## TASK DETAILS
Only a number is expected: how many lines in the data below contain the word "JSON".

[Component data from apps and pages]
----------------
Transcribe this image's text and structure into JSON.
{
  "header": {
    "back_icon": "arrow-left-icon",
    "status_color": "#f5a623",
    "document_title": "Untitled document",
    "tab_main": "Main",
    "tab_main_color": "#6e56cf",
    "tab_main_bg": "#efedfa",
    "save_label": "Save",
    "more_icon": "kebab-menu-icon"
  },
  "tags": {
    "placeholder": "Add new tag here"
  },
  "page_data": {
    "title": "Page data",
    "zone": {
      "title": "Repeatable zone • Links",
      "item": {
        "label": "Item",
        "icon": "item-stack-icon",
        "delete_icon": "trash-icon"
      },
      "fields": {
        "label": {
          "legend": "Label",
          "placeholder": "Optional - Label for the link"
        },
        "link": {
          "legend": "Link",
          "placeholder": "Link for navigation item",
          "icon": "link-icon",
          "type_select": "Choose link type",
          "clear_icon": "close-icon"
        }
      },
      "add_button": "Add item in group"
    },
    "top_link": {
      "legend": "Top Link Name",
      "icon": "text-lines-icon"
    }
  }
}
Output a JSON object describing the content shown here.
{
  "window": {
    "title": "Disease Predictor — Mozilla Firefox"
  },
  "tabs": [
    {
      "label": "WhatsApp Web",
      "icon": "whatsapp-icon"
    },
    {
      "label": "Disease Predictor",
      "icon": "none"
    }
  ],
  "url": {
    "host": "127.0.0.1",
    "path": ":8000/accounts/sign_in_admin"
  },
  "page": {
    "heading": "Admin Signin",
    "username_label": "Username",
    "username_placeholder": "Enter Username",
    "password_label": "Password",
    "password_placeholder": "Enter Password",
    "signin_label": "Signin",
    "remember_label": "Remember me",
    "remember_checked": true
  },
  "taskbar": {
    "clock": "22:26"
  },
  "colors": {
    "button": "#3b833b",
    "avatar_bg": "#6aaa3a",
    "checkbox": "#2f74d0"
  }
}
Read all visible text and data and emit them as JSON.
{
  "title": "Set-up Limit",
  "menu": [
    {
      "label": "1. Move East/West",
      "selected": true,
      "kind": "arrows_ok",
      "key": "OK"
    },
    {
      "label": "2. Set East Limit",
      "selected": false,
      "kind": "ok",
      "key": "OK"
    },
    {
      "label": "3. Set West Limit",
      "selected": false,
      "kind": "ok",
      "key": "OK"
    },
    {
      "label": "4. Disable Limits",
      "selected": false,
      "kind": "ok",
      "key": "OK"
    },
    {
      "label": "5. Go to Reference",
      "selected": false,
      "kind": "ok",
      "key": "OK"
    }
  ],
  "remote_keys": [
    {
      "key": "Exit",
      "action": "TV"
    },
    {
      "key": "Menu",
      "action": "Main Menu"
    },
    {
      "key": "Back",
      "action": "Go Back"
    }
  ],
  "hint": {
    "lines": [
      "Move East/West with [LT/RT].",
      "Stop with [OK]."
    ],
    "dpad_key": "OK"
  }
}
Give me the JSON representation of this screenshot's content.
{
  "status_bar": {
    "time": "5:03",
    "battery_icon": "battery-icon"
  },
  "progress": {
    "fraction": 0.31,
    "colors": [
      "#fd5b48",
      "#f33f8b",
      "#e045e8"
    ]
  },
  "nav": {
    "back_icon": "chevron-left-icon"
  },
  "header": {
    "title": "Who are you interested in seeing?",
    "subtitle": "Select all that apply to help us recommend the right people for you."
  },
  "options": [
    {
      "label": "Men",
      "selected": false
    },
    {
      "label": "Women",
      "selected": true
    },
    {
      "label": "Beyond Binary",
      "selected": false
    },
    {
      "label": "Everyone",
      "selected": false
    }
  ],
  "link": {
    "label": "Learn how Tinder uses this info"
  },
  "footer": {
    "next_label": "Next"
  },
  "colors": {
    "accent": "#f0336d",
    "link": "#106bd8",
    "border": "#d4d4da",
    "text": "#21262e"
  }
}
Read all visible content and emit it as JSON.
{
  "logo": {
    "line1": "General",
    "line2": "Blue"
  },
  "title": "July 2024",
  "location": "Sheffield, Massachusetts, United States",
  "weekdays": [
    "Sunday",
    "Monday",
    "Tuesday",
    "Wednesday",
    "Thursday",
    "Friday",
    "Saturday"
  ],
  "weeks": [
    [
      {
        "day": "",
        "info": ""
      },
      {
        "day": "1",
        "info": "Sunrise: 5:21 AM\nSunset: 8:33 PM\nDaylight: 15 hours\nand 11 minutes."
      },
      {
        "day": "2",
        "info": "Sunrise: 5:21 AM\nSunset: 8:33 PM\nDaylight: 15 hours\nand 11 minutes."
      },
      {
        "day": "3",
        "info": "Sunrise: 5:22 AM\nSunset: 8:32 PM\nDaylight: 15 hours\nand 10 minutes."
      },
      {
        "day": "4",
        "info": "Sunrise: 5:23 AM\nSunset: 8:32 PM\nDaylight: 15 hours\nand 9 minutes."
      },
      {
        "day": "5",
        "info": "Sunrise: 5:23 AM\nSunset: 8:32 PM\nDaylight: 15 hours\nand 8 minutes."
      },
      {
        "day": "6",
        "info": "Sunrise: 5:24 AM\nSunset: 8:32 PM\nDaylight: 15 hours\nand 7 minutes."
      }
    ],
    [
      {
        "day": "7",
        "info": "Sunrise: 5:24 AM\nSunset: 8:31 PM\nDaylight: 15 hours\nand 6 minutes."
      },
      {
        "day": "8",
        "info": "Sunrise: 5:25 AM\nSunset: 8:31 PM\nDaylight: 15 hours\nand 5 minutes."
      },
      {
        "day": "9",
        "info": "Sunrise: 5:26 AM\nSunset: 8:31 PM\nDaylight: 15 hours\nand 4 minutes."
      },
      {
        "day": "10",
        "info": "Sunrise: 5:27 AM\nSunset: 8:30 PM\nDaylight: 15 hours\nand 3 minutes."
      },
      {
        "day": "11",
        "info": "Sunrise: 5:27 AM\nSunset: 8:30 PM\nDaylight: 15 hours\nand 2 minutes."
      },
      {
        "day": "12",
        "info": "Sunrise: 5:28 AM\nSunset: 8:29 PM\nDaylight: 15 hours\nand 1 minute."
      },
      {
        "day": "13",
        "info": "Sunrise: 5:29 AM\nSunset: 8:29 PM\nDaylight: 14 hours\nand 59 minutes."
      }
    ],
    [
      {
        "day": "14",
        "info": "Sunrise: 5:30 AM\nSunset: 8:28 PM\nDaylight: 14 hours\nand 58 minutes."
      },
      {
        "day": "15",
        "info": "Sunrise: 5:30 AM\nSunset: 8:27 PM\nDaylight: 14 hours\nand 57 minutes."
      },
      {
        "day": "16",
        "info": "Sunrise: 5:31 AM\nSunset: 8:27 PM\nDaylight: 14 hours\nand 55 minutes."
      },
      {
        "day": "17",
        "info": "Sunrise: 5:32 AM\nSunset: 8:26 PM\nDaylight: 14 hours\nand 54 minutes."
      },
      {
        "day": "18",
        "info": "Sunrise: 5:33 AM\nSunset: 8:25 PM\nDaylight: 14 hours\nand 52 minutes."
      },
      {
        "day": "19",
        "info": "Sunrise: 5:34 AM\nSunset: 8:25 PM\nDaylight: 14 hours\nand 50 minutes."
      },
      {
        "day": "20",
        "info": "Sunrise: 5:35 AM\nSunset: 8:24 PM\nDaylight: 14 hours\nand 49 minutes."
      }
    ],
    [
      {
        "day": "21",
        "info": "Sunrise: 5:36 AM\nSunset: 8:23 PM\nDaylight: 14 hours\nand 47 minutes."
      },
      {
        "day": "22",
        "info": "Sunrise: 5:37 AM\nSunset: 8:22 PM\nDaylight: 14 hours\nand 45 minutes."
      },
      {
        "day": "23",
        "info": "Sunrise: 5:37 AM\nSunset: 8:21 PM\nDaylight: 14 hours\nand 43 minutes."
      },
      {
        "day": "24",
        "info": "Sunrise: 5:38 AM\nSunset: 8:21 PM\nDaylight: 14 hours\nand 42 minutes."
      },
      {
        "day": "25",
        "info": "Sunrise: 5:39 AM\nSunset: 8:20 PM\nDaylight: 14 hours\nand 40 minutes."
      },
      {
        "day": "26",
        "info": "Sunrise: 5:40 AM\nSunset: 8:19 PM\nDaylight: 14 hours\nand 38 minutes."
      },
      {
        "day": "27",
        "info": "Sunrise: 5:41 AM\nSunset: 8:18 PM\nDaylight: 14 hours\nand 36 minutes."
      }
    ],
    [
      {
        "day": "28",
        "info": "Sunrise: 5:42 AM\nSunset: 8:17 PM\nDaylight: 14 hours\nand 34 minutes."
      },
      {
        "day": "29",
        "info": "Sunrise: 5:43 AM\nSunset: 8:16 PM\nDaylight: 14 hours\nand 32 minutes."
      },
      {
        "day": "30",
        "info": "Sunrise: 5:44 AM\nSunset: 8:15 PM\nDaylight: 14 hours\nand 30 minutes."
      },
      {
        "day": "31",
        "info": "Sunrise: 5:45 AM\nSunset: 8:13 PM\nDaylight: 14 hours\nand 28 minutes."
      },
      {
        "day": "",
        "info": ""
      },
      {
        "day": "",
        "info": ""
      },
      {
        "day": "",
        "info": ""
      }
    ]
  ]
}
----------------
## SOLUTION TO THE PROBLEM
5